───── Material for this task ─────
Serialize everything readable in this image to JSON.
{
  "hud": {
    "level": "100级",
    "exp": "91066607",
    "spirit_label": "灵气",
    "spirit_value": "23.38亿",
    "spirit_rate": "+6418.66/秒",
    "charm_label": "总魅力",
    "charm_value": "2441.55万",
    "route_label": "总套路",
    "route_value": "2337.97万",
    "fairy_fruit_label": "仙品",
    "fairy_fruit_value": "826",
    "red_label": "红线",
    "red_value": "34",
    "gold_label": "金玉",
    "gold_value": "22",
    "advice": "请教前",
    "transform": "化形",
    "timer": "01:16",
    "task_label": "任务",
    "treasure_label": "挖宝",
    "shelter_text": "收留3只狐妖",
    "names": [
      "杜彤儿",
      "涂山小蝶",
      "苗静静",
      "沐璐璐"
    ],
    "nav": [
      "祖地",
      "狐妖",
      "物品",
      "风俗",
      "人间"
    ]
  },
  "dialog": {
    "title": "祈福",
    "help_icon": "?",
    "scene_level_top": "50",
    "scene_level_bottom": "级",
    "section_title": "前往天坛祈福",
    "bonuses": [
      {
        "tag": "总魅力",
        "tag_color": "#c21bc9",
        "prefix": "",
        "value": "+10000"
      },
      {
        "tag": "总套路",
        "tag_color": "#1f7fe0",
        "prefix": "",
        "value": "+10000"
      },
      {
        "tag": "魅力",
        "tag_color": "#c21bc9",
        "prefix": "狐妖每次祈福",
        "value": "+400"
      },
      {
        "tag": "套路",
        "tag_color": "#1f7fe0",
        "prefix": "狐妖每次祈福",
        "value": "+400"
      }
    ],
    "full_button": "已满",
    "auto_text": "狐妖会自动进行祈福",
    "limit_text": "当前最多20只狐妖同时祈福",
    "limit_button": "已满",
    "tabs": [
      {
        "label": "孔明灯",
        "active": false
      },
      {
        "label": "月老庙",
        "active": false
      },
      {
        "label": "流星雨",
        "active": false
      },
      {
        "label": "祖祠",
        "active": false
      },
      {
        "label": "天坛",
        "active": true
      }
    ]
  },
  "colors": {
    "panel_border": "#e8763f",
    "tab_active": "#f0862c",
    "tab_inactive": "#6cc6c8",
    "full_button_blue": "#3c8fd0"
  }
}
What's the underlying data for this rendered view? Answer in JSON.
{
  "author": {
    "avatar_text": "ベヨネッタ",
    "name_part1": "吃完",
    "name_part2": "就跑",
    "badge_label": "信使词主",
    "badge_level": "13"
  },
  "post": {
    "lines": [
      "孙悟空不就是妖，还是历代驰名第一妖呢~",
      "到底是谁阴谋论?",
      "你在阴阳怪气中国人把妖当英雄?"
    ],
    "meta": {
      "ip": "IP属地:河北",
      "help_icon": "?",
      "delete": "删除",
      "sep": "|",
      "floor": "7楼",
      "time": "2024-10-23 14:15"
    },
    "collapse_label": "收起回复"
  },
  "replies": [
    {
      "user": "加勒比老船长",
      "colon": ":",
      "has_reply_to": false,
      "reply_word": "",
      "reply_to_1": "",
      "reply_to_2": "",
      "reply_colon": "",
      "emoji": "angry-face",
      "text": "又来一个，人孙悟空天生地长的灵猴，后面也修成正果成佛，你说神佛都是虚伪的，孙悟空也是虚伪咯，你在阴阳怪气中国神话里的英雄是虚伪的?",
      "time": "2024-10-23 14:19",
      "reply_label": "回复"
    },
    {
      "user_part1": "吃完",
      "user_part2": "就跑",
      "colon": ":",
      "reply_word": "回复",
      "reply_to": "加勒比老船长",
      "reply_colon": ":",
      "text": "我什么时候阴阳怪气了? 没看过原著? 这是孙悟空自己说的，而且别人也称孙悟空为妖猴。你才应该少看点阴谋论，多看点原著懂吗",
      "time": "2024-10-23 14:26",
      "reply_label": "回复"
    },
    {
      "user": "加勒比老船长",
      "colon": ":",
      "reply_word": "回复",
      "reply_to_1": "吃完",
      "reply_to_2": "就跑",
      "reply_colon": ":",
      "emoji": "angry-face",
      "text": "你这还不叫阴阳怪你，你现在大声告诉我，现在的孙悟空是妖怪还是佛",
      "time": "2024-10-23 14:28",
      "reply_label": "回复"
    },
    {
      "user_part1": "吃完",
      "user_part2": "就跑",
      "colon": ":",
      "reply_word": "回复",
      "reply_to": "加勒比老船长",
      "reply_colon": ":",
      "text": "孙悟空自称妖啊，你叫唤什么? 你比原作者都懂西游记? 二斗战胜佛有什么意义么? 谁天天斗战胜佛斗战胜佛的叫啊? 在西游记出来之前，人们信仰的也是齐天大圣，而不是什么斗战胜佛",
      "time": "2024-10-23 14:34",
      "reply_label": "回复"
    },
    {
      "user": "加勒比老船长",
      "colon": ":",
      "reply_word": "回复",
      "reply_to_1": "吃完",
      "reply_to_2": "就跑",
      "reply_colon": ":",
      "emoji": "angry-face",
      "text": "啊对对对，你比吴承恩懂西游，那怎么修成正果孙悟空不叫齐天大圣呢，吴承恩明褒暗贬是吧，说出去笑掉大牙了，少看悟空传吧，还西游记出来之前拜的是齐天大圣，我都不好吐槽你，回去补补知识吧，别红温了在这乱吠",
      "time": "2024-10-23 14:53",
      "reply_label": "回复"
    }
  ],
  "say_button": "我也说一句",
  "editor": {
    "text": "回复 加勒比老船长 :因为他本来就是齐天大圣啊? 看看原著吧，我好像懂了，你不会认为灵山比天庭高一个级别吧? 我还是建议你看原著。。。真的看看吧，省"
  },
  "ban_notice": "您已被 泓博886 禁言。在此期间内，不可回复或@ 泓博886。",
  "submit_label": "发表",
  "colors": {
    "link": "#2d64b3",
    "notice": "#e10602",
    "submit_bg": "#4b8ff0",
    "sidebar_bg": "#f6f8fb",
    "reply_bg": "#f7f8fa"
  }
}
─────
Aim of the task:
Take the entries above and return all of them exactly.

Reply to the exercise:
Serialize everything readable in this image to JSON.
{
  "hud": {
    "level": "100级",
    "exp": "91066607",
    "spirit_label": "灵气",
    "spirit_value": "23.38亿",
    "spirit_rate": "+6418.66/秒",
    "charm_label": "总魅力",
    "charm_value": "2441.55万",
    "route_label": "总套路",
    "route_value": "2337.97万",
    "fairy_fruit_label": "仙品",
    "fairy_fruit_value": "826",
    "red_label": "红线",
    "red_value": "34",
    "gold_label": "金玉",
    "gold_value": "22",
    "advice": "请教前",
    "transform": "化形",
    "timer": "01:16",
    "task_label": "任务",
    "treasure_label": "挖宝",
    "shelter_text": "收留3只狐妖",
    "names": [
      "杜彤儿",
      "涂山小蝶",
      "苗静静",
      "沐璐璐"
    ],
    "nav": [
      "祖地",
      "狐妖",
      "物品",
      "风俗",
      "人间"
    ]
  },
  "dialog": {
    "title": "祈福",
    "help_icon": "?",
    "scene_level_top": "50",
    "scene_level_bottom": "级",
    "section_title": "前往天坛祈福",
    "bonuses": [
      {
        "tag": "总魅力",
        "tag_color": "#c21bc9",
        "prefix": "",
        "value": "+10000"
      },
      {
        "tag": "总套路",
        "tag_color": "#1f7fe0",
        "prefix": "",
        "value": "+10000"
      },
      {
        "tag": "魅力",
        "tag_color": "#c21bc9",
        "prefix": "狐妖每次祈福",
        "value": "+400"
      },
      {
        "tag": "套路",
        "tag_color": "#1f7fe0",
        "prefix": "狐妖每次祈福",
        "value": "+400"
      }
    ],
    "full_button": "已满",
    "auto_text": "狐妖会自动进行祈福",
    "limit_text": "当前最多20只狐妖同时祈福",
    "limit_button": "已满",
    "tabs": [
      {
        "label": "孔明灯",
        "active": false
      },
      {
        "label": "月老庙",
        "active": false
      },
      {
        "label": "流星雨",
        "active": false
      },
      {
        "label": "祖祠",
        "active": false
      },
      {
        "label": "天坛",
        "active": true
      }
    ]
  },
  "colors": {
    "panel_border": "#e8763f",
    "tab_active": "#f0862c",
    "tab_inactive": "#6cc6c8",
    "full_button_blue": "#3c8fd0"
  }
}
What's the underlying data for this rendered view? Answer in JSON.
{
  "author": {
    "avatar_text": "ベヨネッタ",
    "name_part1": "吃完",
    "name_part2": "就跑",
    "badge_label": "信使词主",
    "badge_level": "13"
  },
  "post": {
    "lines": [
      "孙悟空不就是妖，还是历代驰名第一妖呢~",
      "到底是谁阴谋论?",
      "你在阴阳怪气中国人把妖当英雄?"
    ],
    "meta": {
      "ip": "IP属地:河北",
      "help_icon": "?",
      "delete": "删除",
      "sep": "|",
      "floor": "7楼",
      "time": "2024-10-23 14:15"
    },
    "collapse_label": "收起回复"
  },
  "replies": [
    {
      "user": "加勒比老船长",
      "colon": ":",
      "has_reply_to": false,
      "reply_word": "",
      "reply_to_1": "",
      "reply_to_2": "",
      "reply_colon": "",
      "emoji": "angry-face",
      "text": "又来一个，人孙悟空天生地长的灵猴，后面也修成正果成佛，你说神佛都是虚伪的，孙悟空也是虚伪咯，你在阴阳怪气中国神话里的英雄是虚伪的?",
      "time": "2024-10-23 14:19",
      "reply_label": "回复"
    },
    {
      "user_part1": "吃完",
      "user_part2": "就跑",
      "colon": ":",
      "reply_word": "回复",
      "reply_to": "加勒比老船长",
      "reply_colon": ":",
      "text": "我什么时候阴阳怪气了? 没看过原著? 这是孙悟空自己说的，而且别人也称孙悟空为妖猴。你才应该少看点阴谋论，多看点原著懂吗",
      "time": "2024-10-23 14:26",
      "reply_label": "回复"
    },
    {
      "user": "加勒比老船长",
      "colon": ":",
      "reply_word": "回复",
      "reply_to_1": "吃完",
      "reply_to_2": "就跑",
      "reply_colon": ":",
      "emoji": "angry-face",
      "text": "你这还不叫阴阳怪你，你现在大声告诉我，现在的孙悟空是妖怪还是佛",
      "time": "2024-10-23 14:28",
      "reply_label": "回复"
    },
    {
      "user_part1": "吃完",
      "user_part2": "就跑",
      "colon": ":",
      "reply_word": "回复",
      "reply_to": "加勒比老船长",
      "reply_colon": ":",
      "text": "孙悟空自称妖啊，你叫唤什么? 你比原作者都懂西游记? 二斗战胜佛有什么意义么? 谁天天斗战胜佛斗战胜佛的叫啊? 在西游记出来之前，人们信仰的也是齐天大圣，而不是什么斗战胜佛",
      "time": "2024-10-23 14:34",
      "reply_label": "回复"
    },
    {
      "user": "加勒比老船长",
      "colon": ":",
      "reply_word": "回复",
      "reply_to_1": "吃完",
      "reply_to_2": "就跑",
      "reply_colon": ":",
      "emoji": "angry-face",
      "text": "啊对对对，你比吴承恩懂西游，那怎么修成正果孙悟空不叫齐天大圣呢，吴承恩明褒暗贬是吧，说出去笑掉大牙了，少看悟空传吧，还西游记出来之前拜的是齐天大圣，我都不好吐槽你，回去补补知识吧，别红温了在这乱吠",
      "time": "2024-10-23 14:53",
      "reply_label": "回复"
    }
  ],
  "say_button": "我也说一句",
  "editor": {
    "text": "回复 加勒比老船长 :因为他本来就是齐天大圣啊? 看看原著吧，我好像懂了，你不会认为灵山比天庭高一个级别吧? 我还是建议你看原著。。。真的看看吧，省"
  },
  "ban_notice": "您已被 泓博886 禁言。在此期间内，不可回复或@ 泓博886。",
  "submit_label": "发表",
  "colors": {
    "link": "#2d64b3",
    "notice": "#e10602",
    "submit_bg": "#4b8ff0",
    "sidebar_bg": "#f6f8fb",
    "reply_bg": "#f7f8fa"
  }
}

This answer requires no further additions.